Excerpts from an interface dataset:
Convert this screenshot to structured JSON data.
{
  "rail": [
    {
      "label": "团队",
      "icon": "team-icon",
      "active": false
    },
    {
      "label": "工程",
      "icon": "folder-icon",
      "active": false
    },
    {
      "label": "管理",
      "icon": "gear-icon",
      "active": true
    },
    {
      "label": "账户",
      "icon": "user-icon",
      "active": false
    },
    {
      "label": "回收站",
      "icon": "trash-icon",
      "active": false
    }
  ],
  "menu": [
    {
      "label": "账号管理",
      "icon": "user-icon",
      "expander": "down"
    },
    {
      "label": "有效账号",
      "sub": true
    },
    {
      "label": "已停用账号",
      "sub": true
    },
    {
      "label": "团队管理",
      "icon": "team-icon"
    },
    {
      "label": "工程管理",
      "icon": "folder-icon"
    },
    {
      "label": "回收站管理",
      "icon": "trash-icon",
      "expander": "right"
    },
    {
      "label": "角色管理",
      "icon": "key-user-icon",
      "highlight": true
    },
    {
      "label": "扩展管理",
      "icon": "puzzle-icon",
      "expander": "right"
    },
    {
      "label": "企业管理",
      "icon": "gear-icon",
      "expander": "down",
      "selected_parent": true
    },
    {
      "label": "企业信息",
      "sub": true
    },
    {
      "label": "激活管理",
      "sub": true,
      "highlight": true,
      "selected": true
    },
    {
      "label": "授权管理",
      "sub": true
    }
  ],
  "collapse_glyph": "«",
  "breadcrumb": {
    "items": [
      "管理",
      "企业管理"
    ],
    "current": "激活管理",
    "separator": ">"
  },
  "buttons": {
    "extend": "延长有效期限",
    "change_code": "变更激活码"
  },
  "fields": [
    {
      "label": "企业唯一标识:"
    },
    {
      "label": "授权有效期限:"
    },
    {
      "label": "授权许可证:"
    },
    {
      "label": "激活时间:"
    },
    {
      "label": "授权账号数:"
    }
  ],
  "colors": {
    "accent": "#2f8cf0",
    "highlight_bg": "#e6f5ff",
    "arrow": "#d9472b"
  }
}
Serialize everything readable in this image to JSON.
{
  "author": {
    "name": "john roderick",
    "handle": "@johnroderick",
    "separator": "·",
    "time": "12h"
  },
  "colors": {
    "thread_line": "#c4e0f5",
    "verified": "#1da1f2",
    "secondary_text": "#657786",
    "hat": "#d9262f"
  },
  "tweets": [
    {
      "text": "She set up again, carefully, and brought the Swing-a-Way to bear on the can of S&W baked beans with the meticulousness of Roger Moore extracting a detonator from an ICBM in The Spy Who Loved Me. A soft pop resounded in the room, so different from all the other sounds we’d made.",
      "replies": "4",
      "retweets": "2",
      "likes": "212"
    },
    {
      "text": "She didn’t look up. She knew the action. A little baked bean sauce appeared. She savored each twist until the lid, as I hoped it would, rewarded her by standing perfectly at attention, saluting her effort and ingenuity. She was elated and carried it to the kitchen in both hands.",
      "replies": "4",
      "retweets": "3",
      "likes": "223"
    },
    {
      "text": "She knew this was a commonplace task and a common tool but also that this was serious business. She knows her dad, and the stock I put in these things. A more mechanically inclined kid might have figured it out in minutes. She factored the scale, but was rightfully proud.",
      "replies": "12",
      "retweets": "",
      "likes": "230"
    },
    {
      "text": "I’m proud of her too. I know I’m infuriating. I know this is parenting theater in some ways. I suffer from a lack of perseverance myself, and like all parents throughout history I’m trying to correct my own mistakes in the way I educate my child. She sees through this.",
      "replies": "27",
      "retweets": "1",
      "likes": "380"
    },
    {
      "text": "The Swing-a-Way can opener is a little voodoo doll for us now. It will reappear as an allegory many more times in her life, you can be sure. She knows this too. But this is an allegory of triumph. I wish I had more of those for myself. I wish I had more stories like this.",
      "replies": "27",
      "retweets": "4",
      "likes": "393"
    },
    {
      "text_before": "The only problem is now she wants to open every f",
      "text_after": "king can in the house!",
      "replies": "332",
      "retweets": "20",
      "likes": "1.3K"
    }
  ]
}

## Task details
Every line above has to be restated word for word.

## Result below
Convert this screenshot to structured JSON data.
{
  "rail": [
    {
      "label": "团队",
      "icon": "team-icon",
      "active": false
    },
    {
      "label": "工程",
      "icon": "folder-icon",
      "active": false
    },
    {
      "label": "管理",
      "icon": "gear-icon",
      "active": true
    },
    {
      "label": "账户",
      "icon": "user-icon",
      "active": false
    },
    {
      "label": "回收站",
      "icon": "trash-icon",
      "active": false
    }
  ],
  "menu": [
    {
      "label": "账号管理",
      "icon": "user-icon",
      "expander": "down"
    },
    {
      "label": "有效账号",
      "sub": true
    },
    {
      "label": "已停用账号",
      "sub": true
    },
    {
      "label": "团队管理",
      "icon": "team-icon"
    },
    {
      "label": "工程管理",
      "icon": "folder-icon"
    },
    {
      "label": "回收站管理",
      "icon": "trash-icon",
      "expander": "right"
    },
    {
      "label": "角色管理",
      "icon": "key-user-icon",
      "highlight": true
    },
    {
      "label": "扩展管理",
      "icon": "puzzle-icon",
      "expander": "right"
    },
    {
      "label": "企业管理",
      "icon": "gear-icon",
      "expander": "down",
      "selected_parent": true
    },
    {
      "label": "企业信息",
      "sub": true
    },
    {
      "label": "激活管理",
      "sub": true,
      "highlight": true,
      "selected": true
    },
    {
      "label": "授权管理",
      "sub": true
    }
  ],
  "collapse_glyph": "«",
  "breadcrumb": {
    "items": [
      "管理",
      "企业管理"
    ],
    "current": "激活管理",
    "separator": ">"
  },
  "buttons": {
    "extend": "延长有效期限",
    "change_code": "变更激活码"
  },
  "fields": [
    {
      "label": "企业唯一标识:"
    },
    {
      "label": "授权有效期限:"
    },
    {
      "label": "授权许可证:"
    },
    {
      "label": "激活时间:"
    },
    {
      "label": "授权账号数:"
    }
  ],
  "colors": {
    "accent": "#2f8cf0",
    "highlight_bg": "#e6f5ff",
    "arrow": "#d9472b"
  }
}
Serialize everything readable in this image to JSON.
{
  "author": {
    "name": "john roderick",
    "handle": "@johnroderick",
    "separator": "·",
    "time": "12h"
  },
  "colors": {
    "thread_line": "#c4e0f5",
    "verified": "#1da1f2",
    "secondary_text": "#657786",
    "hat": "#d9262f"
  },
  "tweets": [
    {
      "text": "She set up again, carefully, and brought the Swing-a-Way to bear on the can of S&W baked beans with the meticulousness of Roger Moore extracting a detonator from an ICBM in The Spy Who Loved Me. A soft pop resounded in the room, so different from all the other sounds we’d made.",
      "replies": "4",
      "retweets": "2",
      "likes": "212"
    },
    {
      "text": "She didn’t look up. She knew the action. A little baked bean sauce appeared. She savored each twist until the lid, as I hoped it would, rewarded her by standing perfectly at attention, saluting her effort and ingenuity. She was elated and carried it to the kitchen in both hands.",
      "replies": "4",
      "retweets": "3",
      "likes": "223"
    },
    {
      "text": "She knew this was a commonplace task and a common tool but also that this was serious business. She knows her dad, and the stock I put in these things. A more mechanically inclined kid might have figured it out in minutes. She factored the scale, but was rightfully proud.",
      "replies": "12",
      "retweets": "",
      "likes": "230"
    },
    {
      "text": "I’m proud of her too. I know I’m infuriating. I know this is parenting theater in some ways. I suffer from a lack of perseverance myself, and like all parents throughout history I’m trying to correct my own mistakes in the way I educate my child. She sees through this.",
      "replies": "27",
      "retweets": "1",
      "likes": "380"
    },
    {
      "text": "The Swing-a-Way can opener is a little voodoo doll for us now. It will reappear as an allegory many more times in her life, you can be sure. She knows this too. But this is an allegory of triumph. I wish I had more of those for myself. I wish I had more stories like this.",
      "replies": "27",
      "retweets": "4",
      "likes": "393"
    },
    {
      "text_before": "The only problem is now she wants to open every f",
      "text_after": "king can in the house!",
      "replies": "332",
      "retweets": "20",
      "likes": "1.3K"
    }
  ]
}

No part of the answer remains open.